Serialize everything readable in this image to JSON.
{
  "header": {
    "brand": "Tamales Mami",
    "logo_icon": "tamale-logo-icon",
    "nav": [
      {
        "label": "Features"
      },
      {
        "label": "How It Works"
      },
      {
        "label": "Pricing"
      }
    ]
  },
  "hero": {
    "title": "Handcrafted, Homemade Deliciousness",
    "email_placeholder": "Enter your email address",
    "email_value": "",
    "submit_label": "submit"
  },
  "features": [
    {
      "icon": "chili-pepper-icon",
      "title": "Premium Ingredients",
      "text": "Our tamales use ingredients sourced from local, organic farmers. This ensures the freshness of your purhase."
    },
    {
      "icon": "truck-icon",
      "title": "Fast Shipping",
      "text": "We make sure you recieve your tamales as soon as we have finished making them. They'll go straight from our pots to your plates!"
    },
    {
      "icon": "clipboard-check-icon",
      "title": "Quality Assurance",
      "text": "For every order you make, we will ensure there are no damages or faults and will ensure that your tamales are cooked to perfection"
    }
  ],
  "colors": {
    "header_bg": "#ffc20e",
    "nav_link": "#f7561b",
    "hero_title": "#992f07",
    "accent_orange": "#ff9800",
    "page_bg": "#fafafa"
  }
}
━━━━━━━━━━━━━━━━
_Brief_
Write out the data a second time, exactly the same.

_Expected answer_
Serialize everything readable in this image to JSON.
{
  "header": {
    "brand": "Tamales Mami",
    "logo_icon": "tamale-logo-icon",
    "nav": [
      {
        "label": "Features"
      },
      {
        "label": "How It Works"
      },
      {
        "label": "Pricing"
      }
    ]
  },
  "hero": {
    "title": "Handcrafted, Homemade Deliciousness",
    "email_placeholder": "Enter your email address",
    "email_value": "",
    "submit_label": "submit"
  },
  "features": [
    {
      "icon": "chili-pepper-icon",
      "title": "Premium Ingredients",
      "text": "Our tamales use ingredients sourced from local, organic farmers. This ensures the freshness of your purhase."
    },
    {
      "icon": "truck-icon",
      "title": "Fast Shipping",
      "text": "We make sure you recieve your tamales as soon as we have finished making them. They'll go straight from our pots to your plates!"
    },
    {
      "icon": "clipboard-check-icon",
      "title": "Quality Assurance",
      "text": "For every order you make, we will ensure there are no damages or faults and will ensure that your tamales are cooked to perfection"
    }
  ],
  "colors": {
    "header_bg": "#ffc20e",
    "nav_link": "#f7561b",
    "hero_title": "#992f07",
    "accent_orange": "#ff9800",
    "page_bg": "#fafafa"
  }
}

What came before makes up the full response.